Start of Block

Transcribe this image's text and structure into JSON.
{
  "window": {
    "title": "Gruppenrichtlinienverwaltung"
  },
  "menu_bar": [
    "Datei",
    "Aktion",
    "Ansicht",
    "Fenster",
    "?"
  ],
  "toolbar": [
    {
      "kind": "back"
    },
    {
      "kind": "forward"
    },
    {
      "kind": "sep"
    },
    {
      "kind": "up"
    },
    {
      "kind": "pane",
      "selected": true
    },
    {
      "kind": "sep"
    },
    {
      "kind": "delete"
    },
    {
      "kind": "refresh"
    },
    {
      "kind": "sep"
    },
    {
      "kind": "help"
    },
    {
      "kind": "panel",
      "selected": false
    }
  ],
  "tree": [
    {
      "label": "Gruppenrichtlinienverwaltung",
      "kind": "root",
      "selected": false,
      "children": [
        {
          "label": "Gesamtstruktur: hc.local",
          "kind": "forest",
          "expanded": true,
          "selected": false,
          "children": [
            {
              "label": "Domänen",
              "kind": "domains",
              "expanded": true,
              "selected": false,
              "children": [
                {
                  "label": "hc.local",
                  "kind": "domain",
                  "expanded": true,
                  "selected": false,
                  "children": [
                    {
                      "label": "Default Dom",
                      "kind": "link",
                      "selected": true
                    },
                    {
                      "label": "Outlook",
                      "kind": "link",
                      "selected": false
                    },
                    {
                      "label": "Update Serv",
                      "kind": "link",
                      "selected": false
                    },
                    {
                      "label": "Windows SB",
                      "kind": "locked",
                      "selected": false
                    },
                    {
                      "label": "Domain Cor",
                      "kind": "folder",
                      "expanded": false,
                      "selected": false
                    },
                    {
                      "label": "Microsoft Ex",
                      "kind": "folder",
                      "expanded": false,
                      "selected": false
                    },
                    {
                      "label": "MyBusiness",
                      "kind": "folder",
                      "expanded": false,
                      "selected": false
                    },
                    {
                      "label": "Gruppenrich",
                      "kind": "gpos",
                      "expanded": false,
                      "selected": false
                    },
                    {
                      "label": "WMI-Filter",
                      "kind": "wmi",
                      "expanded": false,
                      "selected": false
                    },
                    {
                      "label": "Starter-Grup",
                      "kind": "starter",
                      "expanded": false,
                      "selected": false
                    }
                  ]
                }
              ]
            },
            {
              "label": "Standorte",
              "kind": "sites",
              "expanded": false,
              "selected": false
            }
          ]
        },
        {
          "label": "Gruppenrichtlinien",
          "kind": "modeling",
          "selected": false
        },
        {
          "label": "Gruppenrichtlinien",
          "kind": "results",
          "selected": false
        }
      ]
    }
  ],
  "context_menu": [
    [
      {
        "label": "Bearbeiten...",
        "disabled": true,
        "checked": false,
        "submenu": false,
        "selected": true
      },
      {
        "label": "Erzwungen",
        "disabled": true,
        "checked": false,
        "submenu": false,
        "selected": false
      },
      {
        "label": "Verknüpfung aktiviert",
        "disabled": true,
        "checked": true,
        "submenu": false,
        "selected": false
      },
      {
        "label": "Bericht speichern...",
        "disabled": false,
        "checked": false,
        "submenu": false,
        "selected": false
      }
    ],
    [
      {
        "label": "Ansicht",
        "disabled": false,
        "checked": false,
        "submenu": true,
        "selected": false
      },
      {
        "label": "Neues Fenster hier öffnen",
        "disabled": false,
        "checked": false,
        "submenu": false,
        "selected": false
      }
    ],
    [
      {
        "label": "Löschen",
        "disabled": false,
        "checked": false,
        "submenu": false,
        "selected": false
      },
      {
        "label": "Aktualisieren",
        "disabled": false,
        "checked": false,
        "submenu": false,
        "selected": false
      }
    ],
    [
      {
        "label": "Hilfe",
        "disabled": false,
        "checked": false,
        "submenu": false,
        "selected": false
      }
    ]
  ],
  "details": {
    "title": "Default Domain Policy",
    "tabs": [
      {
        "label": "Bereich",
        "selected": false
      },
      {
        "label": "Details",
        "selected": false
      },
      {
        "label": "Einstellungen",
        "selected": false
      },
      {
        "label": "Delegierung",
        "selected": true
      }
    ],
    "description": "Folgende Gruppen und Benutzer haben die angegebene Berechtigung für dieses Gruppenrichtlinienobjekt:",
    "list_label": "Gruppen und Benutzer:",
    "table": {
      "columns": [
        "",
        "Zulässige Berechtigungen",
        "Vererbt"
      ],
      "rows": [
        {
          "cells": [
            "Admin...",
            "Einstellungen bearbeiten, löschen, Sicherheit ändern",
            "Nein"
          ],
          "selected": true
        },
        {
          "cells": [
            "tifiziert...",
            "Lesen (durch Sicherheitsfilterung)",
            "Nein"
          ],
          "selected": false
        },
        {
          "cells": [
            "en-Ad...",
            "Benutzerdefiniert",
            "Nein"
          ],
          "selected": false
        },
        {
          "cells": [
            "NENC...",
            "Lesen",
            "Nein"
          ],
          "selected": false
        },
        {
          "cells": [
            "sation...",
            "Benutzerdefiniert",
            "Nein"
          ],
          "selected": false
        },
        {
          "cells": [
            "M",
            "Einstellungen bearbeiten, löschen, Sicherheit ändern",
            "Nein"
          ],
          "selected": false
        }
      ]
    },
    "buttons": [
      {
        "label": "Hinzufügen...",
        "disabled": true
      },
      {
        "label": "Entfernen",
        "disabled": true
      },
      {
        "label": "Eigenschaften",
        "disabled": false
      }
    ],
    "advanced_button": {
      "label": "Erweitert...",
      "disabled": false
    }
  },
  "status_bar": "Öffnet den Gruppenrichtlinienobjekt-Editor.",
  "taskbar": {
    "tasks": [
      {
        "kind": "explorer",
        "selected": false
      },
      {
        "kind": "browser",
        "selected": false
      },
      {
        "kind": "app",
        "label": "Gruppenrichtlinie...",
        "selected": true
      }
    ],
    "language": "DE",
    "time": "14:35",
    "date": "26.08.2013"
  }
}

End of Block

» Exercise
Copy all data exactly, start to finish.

» Result for this exercise
Transcribe this image's text and structure into JSON.
{
  "window": {
    "title": "Gruppenrichtlinienverwaltung"
  },
  "menu_bar": [
    "Datei",
    "Aktion",
    "Ansicht",
    "Fenster",
    "?"
  ],
  "toolbar": [
    {
      "kind": "back"
    },
    {
      "kind": "forward"
    },
    {
      "kind": "sep"
    },
    {
      "kind": "up"
    },
    {
      "kind": "pane",
      "selected": true
    },
    {
      "kind": "sep"
    },
    {
      "kind": "delete"
    },
    {
      "kind": "refresh"
    },
    {
      "kind": "sep"
    },
    {
      "kind": "help"
    },
    {
      "kind": "panel",
      "selected": false
    }
  ],
  "tree": [
    {
      "label": "Gruppenrichtlinienverwaltung",
      "kind": "root",
      "selected": false,
      "children": [
        {
          "label": "Gesamtstruktur: hc.local",
          "kind": "forest",
          "expanded": true,
          "selected": false,
          "children": [
            {
              "label": "Domänen",
              "kind": "domains",
              "expanded": true,
              "selected": false,
              "children": [
                {
                  "label": "hc.local",
                  "kind": "domain",
                  "expanded": true,
                  "selected": false,
                  "children": [
                    {
                      "label": "Default Dom",
                      "kind": "link",
                      "selected": true
                    },
                    {
                      "label": "Outlook",
                      "kind": "link",
                      "selected": false
                    },
                    {
                      "label": "Update Serv",
                      "kind": "link",
                      "selected": false
                    },
                    {
                      "label": "Windows SB",
                      "kind": "locked",
                      "selected": false
                    },
                    {
                      "label": "Domain Cor",
                      "kind": "folder",
                      "expanded": false,
                      "selected": false
                    },
                    {
                      "label": "Microsoft Ex",
                      "kind": "folder",
                      "expanded": false,
                      "selected": false
                    },
                    {
                      "label": "MyBusiness",
                      "kind": "folder",
                      "expanded": false,
                      "selected": false
                    },
                    {
                      "label": "Gruppenrich",
                      "kind": "gpos",
                      "expanded": false,
                      "selected": false
                    },
                    {
                      "label": "WMI-Filter",
                      "kind": "wmi",
                      "expanded": false,
                      "selected": false
                    },
                    {
                      "label": "Starter-Grup",
                      "kind": "starter",
                      "expanded": false,
                      "selected": false
                    }
                  ]
                }
              ]
            },
            {
              "label": "Standorte",
              "kind": "sites",
              "expanded": false,
              "selected": false
            }
          ]
        },
        {
          "label": "Gruppenrichtlinien",
          "kind": "modeling",
          "selected": false
        },
        {
          "label": "Gruppenrichtlinien",
          "kind": "results",
          "selected": false
        }
      ]
    }
  ],
  "context_menu": [
    [
      {
        "label": "Bearbeiten...",
        "disabled": true,
        "checked": false,
        "submenu": false,
        "selected": true
      },
      {
        "label": "Erzwungen",
        "disabled": true,
        "checked": false,
        "submenu": false,
        "selected": false
      },
      {
        "label": "Verknüpfung aktiviert",
        "disabled": true,
        "checked": true,
        "submenu": false,
        "selected": false
      },
      {
        "label": "Bericht speichern...",
        "disabled": false,
        "checked": false,
        "submenu": false,
        "selected": false
      }
    ],
    [
      {
        "label": "Ansicht",
        "disabled": false,
        "checked": false,
        "submenu": true,
        "selected": false
      },
      {
        "label": "Neues Fenster hier öffnen",
        "disabled": false,
        "checked": false,
        "submenu": false,
        "selected": false
      }
    ],
    [
      {
        "label": "Löschen",
        "disabled": false,
        "checked": false,
        "submenu": false,
        "selected": false
      },
      {
        "label": "Aktualisieren",
        "disabled": false,
        "checked": false,
        "submenu": false,
        "selected": false
      }
    ],
    [
      {
        "label": "Hilfe",
        "disabled": false,
        "checked": false,
        "submenu": false,
        "selected": false
      }
    ]
  ],
  "details": {
    "title": "Default Domain Policy",
    "tabs": [
      {
        "label": "Bereich",
        "selected": false
      },
      {
        "label": "Details",
        "selected": false
      },
      {
        "label": "Einstellungen",
        "selected": false
      },
      {
        "label": "Delegierung",
        "selected": true
      }
    ],
    "description": "Folgende Gruppen und Benutzer haben die angegebene Berechtigung für dieses Gruppenrichtlinienobjekt:",
    "list_label": "Gruppen und Benutzer:",
    "table": {
      "columns": [
        "",
        "Zulässige Berechtigungen",
        "Vererbt"
      ],
      "rows": [
        {
          "cells": [
            "Admin...",
            "Einstellungen bearbeiten, löschen, Sicherheit ändern",
            "Nein"
          ],
          "selected": true
        },
        {
          "cells": [
            "tifiziert...",
            "Lesen (durch Sicherheitsfilterung)",
            "Nein"
          ],
          "selected": false
        },
        {
          "cells": [
            "en-Ad...",
            "Benutzerdefiniert",
            "Nein"
          ],
          "selected": false
        },
        {
          "cells": [
            "NENC...",
            "Lesen",
            "Nein"
          ],
          "selected": false
        },
        {
          "cells": [
            "sation...",
            "Benutzerdefiniert",
            "Nein"
          ],
          "selected": false
        },
        {
          "cells": [
            "M",
            "Einstellungen bearbeiten, löschen, Sicherheit ändern",
            "Nein"
          ],
          "selected": false
        }
      ]
    },
    "buttons": [
      {
        "label": "Hinzufügen...",
        "disabled": true
      },
      {
        "label": "Entfernen",
        "disabled": true
      },
      {
        "label": "Eigenschaften",
        "disabled": false
      }
    ],
    "advanced_button": {
      "label": "Erweitert...",
      "disabled": false
    }
  },
  "status_bar": "Öffnet den Gruppenrichtlinienobjekt-Editor.",
  "taskbar": {
    "tasks": [
      {
        "kind": "explorer",
        "selected": false
      },
      {
        "kind": "browser",
        "selected": false
      },
      {
        "kind": "app",
        "label": "Gruppenrichtlinie...",
        "selected": true
      }
    ],
    "language": "DE",
    "time": "14:35",
    "date": "26.08.2013"
  }
}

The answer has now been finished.